Struggling to cope with her fluttering heart, she was oblivious to the collective fluttering of every female within a fifty-yard radius. By the time Luiz finally stopped a few feet away and stood there, one hand dug in the pocket of his dark jacket, the other sweeping his lush hair, which since their last meeting had grown, away from his forehead, Nell felt physically sick.

Brace yourself, Nell, she told herself. Don’t lose it, girl. She picked up the book she had dropped on the floor and adopted an exaggerated expression of surprise as she straightened up.

‘Luiz? Sorry, I didn’t see you there.’ Nell struggled not to wince. Luiz might be extraordinarily lacking in vanity considering he was a lot of people’s idea of perfect—or was that just hers?—but even he was not going to swallow that.

‘Some things do not change.’

But he had, Luiz reflected, and there was no going back to the man he had been. He didn’t intend to do so; his life for the first time in years was going forward. A flicker of tenderness warmed the somber, shadowy darkness of his eyes as he added huskily, ‘You still lie very badly, querida.’ ‘You shouldn’t be here,’ she husked. ‘We had an agreement…’ Her eyes drank him in, her nostrils widening as her starved senses inhaled the scent of his body. She took a step back and almost tripped over one of the bright floor cushions.

In her head she could see his arms opening and her walking into them. She blinked to clear the scarily real product of her wishful thinking.

‘Hello, Nell, and for the record I agreed to nothing.’

‘What are you doing here?’ She missed the casual she was aiming for by about a million miles and produced shaky scared.

The muscles in his brown throat worked convulsively as the knot of emotion behind his breastbone hardened. ‘I came to see you.’

‘You did?’

‘You look…’ He stopped, unable to continue as the impulse to gather her in his arms became overwhelming.

Why was he fighting it? It was where she belonged.

Nell, practically able to feel the tension that rolled off his rigid body in waves, inserted, ‘Well, I can’t look much worse than you do. When was the last time you had a decent meal?’

‘Meal?’ he echoed, looking at her as though she had gone mad. ‘I’ve no time for food.’

Nell hid her anxiety behind a sarcastic façade. ‘You make it sound optional.’

‘I have not come here to discuss dietary requirements.’

‘You should not be here at all. I’m at work.’ She swallowed as tears filled her eyes. ‘Please, Luiz, I really can’t take this. You…don’t, Jack,’ she added, directing a distracted glance towards the small figure with a grubby face and very sticky hands who pulled urgently at Luiz’s immaculately tailored trouser leg.

She privately blessed the child for the interruption. Another second and she might have said something embarrassingly stupid. ‘I’m sorry, your suit…’

‘Relax…’ Luiz recommended. Dropping down into a graceful squat, head tilted a little to one side, he looked at the chubby-faced child. ‘It’s fine.’
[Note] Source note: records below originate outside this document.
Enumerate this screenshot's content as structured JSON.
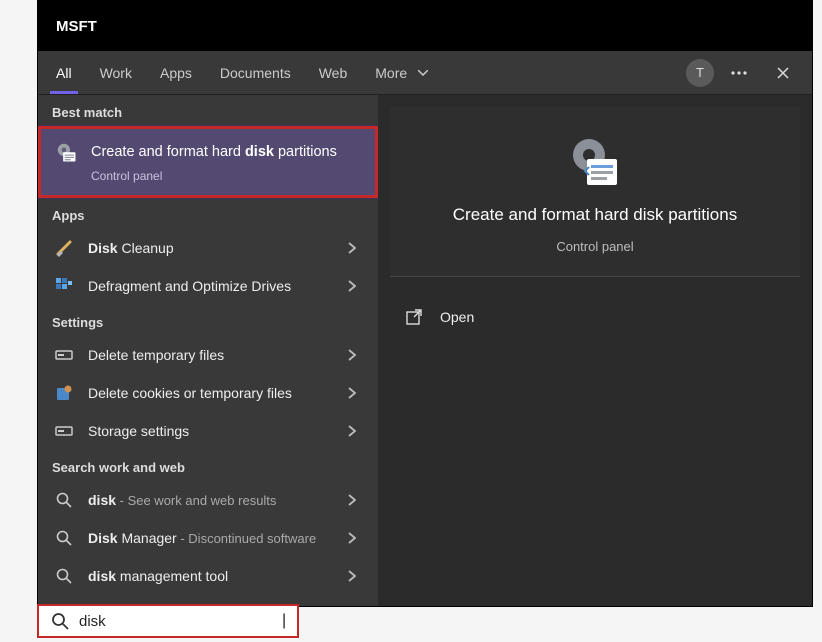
{
  "titlebar": {
    "title": "MSFT"
  },
  "tabs": {
    "items": [
      {
        "label": "All",
        "active": true
      },
      {
        "label": "Work",
        "active": false
      },
      {
        "label": "Apps",
        "active": false
      },
      {
        "label": "Documents",
        "active": false
      },
      {
        "label": "Web",
        "active": false
      },
      {
        "label": "More",
        "active": false,
        "caret": true
      }
    ],
    "avatar_initial": "T"
  },
  "sections": {
    "best_match_label": "Best match",
    "apps_label": "Apps",
    "settings_label": "Settings",
    "search_web_label": "Search work and web"
  },
  "best_match": {
    "title_pre": "Create and format hard ",
    "title_bold": "disk",
    "title_post": " partitions",
    "subtitle": "Control panel"
  },
  "apps": [
    {
      "icon": "broom",
      "label_bold": "Disk",
      "label_rest": " Cleanup"
    },
    {
      "icon": "defrag",
      "label_bold": "",
      "label_rest": "Defragment and Optimize Drives"
    }
  ],
  "settings": [
    {
      "icon": "trash",
      "label": "Delete temporary files"
    },
    {
      "icon": "cookies",
      "label": "Delete cookies or temporary files"
    },
    {
      "icon": "storage",
      "label": "Storage settings"
    }
  ],
  "search_web": [
    {
      "term_bold": "disk",
      "term_rest": "",
      "suffix": " - See work and web results"
    },
    {
      "term_bold": "Disk",
      "term_rest": " Manager",
      "suffix": " - Discontinued software"
    },
    {
      "term_bold": "disk ",
      "term_rest": "management tool",
      "suffix": ""
    }
  ],
  "preview": {
    "title": "Create and format hard disk partitions",
    "subtitle": "Control panel",
    "open_label": "Open"
  },
  "search": {
    "value": "disk",
    "cursor": "|"
  }
}
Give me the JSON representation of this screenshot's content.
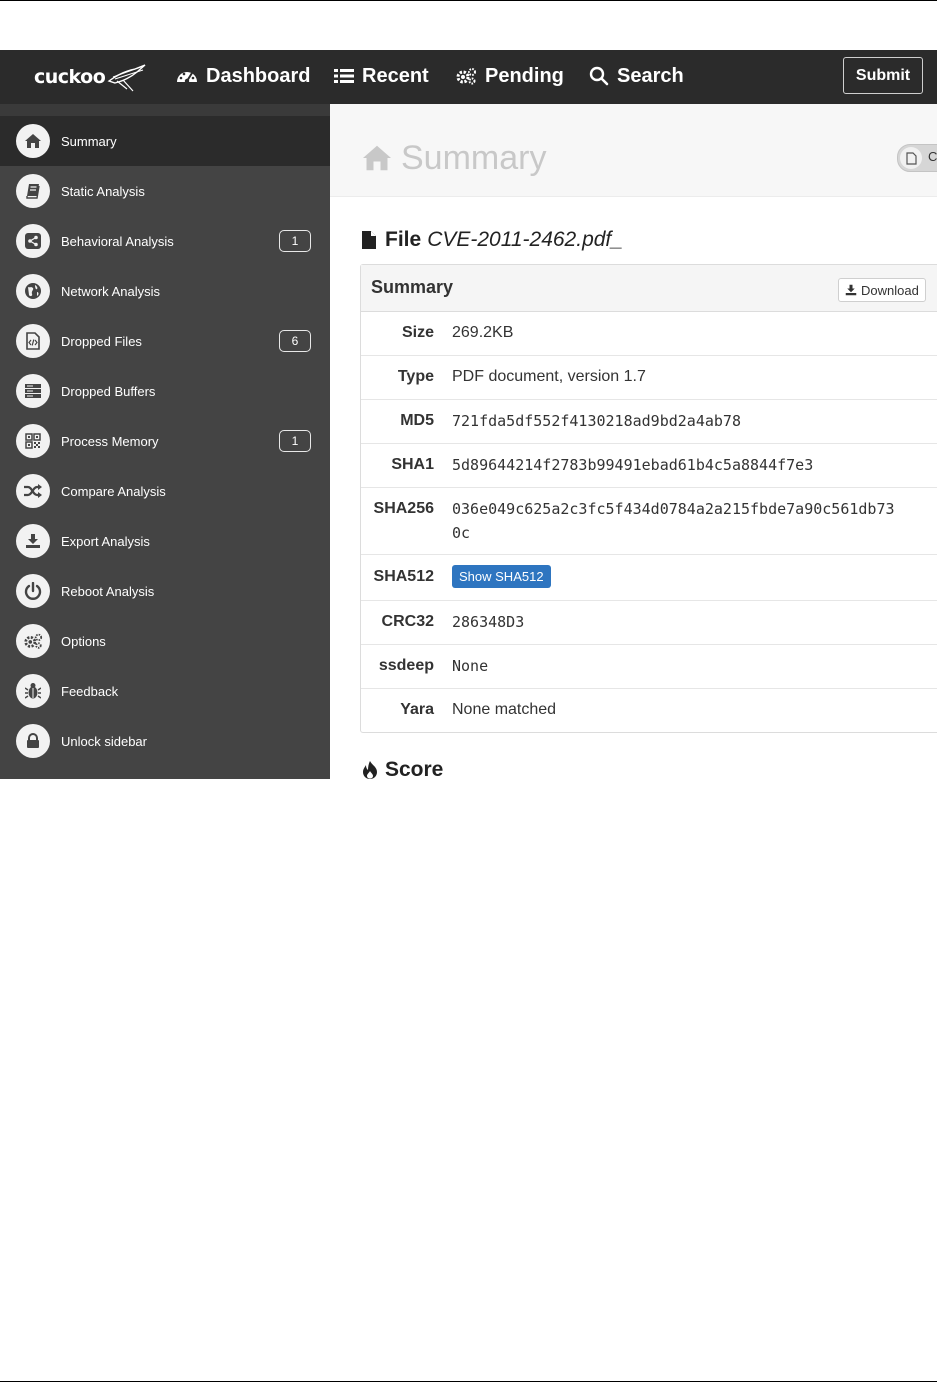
{
  "navbar": {
    "brand": "cuckoo",
    "items": [
      {
        "label": "Dashboard",
        "icon": "dashboard-icon"
      },
      {
        "label": "Recent",
        "icon": "list-icon"
      },
      {
        "label": "Pending",
        "icon": "gears-icon"
      },
      {
        "label": "Search",
        "icon": "search-icon"
      }
    ],
    "submit_label": "Submit"
  },
  "sidebar": {
    "items": [
      {
        "label": "Summary",
        "icon": "home-icon",
        "active": true
      },
      {
        "label": "Static Analysis",
        "icon": "book-icon"
      },
      {
        "label": "Behavioral Analysis",
        "icon": "share-icon",
        "badge": "1"
      },
      {
        "label": "Network Analysis",
        "icon": "globe-icon"
      },
      {
        "label": "Dropped Files",
        "icon": "file-code-icon",
        "badge": "6"
      },
      {
        "label": "Dropped Buffers",
        "icon": "server-icon"
      },
      {
        "label": "Process Memory",
        "icon": "qrcode-icon",
        "badge": "1"
      },
      {
        "label": "Compare Analysis",
        "icon": "shuffle-icon"
      },
      {
        "label": "Export Analysis",
        "icon": "download-icon"
      },
      {
        "label": "Reboot Analysis",
        "icon": "power-icon"
      },
      {
        "label": "Options",
        "icon": "gears-icon"
      },
      {
        "label": "Feedback",
        "icon": "bug-icon"
      },
      {
        "label": "Unlock sidebar",
        "icon": "lock-icon"
      }
    ]
  },
  "main": {
    "page_title": "Summary",
    "header_toggle_text": "C",
    "file_label": "File",
    "file_name": "CVE-2011-2462.pdf_",
    "panel_title": "Summary",
    "download_label": "Download",
    "rows": {
      "size": {
        "key": "Size",
        "value": "269.2KB"
      },
      "type": {
        "key": "Type",
        "value": "PDF document, version 1.7"
      },
      "md5": {
        "key": "MD5",
        "value": "721fda5df552f4130218ad9bd2a4ab78"
      },
      "sha1": {
        "key": "SHA1",
        "value": "5d89644214f2783b99491ebad61b4c5a8844f7e3"
      },
      "sha256": {
        "key": "SHA256",
        "line1": "036e049c625a2c3fc5f434d0784a2a215fbde7a90c561db73",
        "line2": "0c"
      },
      "sha512": {
        "key": "SHA512",
        "button": "Show SHA512"
      },
      "crc32": {
        "key": "CRC32",
        "value": "286348D3"
      },
      "ssdeep": {
        "key": "ssdeep",
        "value": "None"
      },
      "yara": {
        "key": "Yara",
        "value": "None matched"
      }
    },
    "score_label": "Score"
  },
  "colors": {
    "navbar_bg": "#2b2b2b",
    "sidebar_bg": "#444444",
    "sidebar_active_bg": "#2b2b2b",
    "button_blue": "#2e75c0"
  }
}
Watching him smile at the toddler made Nell’s heart squeeze in her chest. Her hands went to her stomach. He would make a great dad. Was she being totally selfish refusing to marry him? Did she have the right to deprive her baby of a full-time dad?
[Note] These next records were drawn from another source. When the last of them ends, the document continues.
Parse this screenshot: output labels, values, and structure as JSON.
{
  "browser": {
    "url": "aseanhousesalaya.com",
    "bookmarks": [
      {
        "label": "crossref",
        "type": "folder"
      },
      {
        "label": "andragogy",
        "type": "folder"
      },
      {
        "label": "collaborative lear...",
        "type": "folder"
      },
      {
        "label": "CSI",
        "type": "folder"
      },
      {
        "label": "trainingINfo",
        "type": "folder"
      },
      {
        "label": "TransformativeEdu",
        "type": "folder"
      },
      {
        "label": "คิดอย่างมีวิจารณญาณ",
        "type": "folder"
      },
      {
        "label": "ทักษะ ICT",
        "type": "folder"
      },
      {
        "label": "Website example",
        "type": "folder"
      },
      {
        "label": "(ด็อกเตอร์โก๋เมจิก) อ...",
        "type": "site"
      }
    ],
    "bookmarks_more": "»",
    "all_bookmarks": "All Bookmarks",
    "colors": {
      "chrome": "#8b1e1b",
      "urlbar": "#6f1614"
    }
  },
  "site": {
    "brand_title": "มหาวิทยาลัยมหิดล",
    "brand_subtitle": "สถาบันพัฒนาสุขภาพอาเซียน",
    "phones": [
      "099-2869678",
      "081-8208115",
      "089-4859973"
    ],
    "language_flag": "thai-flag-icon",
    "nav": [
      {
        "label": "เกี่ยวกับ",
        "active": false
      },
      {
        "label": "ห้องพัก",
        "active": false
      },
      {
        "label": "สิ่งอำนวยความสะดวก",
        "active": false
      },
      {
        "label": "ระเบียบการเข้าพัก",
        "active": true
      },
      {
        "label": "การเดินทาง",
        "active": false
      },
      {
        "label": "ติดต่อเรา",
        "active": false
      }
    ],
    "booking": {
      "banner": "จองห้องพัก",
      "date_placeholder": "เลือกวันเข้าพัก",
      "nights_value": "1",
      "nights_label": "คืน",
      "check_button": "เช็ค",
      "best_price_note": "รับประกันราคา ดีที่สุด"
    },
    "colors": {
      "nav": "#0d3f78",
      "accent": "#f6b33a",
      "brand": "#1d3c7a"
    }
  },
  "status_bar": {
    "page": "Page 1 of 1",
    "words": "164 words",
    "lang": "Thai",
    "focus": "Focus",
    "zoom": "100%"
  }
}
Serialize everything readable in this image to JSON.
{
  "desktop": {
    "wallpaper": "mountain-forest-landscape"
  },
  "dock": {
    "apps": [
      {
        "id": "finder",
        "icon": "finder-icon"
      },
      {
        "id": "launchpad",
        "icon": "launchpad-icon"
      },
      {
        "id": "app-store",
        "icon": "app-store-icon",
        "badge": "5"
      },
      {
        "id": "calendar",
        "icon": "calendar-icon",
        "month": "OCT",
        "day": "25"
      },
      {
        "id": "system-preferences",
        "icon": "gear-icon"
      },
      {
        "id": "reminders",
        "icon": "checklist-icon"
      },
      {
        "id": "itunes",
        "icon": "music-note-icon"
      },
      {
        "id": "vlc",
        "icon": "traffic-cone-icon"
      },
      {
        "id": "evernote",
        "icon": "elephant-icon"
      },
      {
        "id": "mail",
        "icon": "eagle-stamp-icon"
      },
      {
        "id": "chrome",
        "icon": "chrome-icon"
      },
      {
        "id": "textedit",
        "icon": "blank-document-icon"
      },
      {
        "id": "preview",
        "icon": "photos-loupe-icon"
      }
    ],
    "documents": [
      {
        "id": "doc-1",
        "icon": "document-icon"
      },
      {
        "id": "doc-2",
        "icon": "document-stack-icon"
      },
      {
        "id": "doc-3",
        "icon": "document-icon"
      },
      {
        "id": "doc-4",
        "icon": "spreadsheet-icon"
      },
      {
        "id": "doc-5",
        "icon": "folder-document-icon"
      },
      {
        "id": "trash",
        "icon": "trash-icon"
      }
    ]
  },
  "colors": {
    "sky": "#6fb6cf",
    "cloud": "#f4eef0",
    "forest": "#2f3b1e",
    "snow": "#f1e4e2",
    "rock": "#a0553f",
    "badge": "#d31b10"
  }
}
She shook her head. A week earlier it had all seemed perfectly straightforward, but the intervening time had lessened her conviction—was she doing the right thing? What were the right reasons for marriage? Was compromise so bad?

Feeling torn apart by the arguments going round and round in her head, Nell wrapped her arms around herself and hugged tight in a protective gesture. It was impossible to make an objective decision when she ached so much to be with him it physically hurt.
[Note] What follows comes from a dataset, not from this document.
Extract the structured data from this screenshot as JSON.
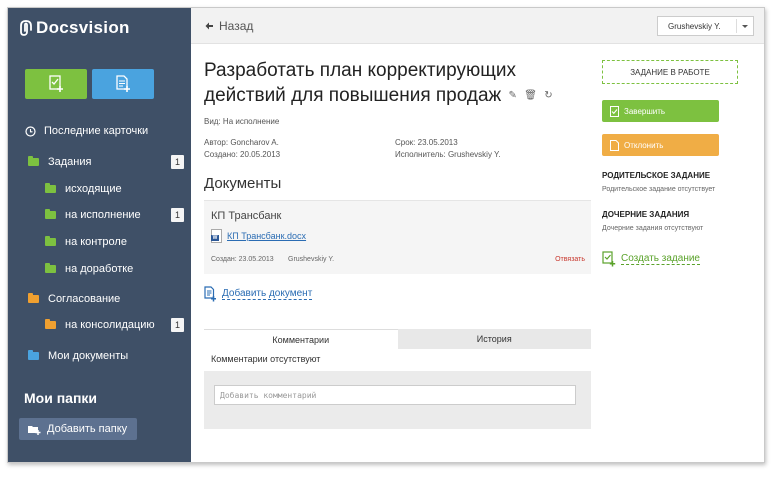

Luiz, a smile curving his lips, glanced up at her. Nell, unable to hide her feelings—it was so damn exhausting and he was so damn gorgeous—watched his expression change, the humour fade, and saw the flicker of male satisfaction replace it in his dark eyes.

A second firm tug on his trouser leg dragged Luiz’s attention back to the child.

‘What can I do for you, Jack?’

The little boy fixed him with a critical eye. ‘You’re big, but not as big as my dad,’ he added loyally.

‘I expect you will be big one day like your dad.’

‘Have you got a dog?’

‘I do have a dog.’

‘He’s got a dog!’ Jack shouted to anyone who would listen. ‘I want a dog.’ He thought about it a bit and added, ‘I need a dog. My mum says dogs are—’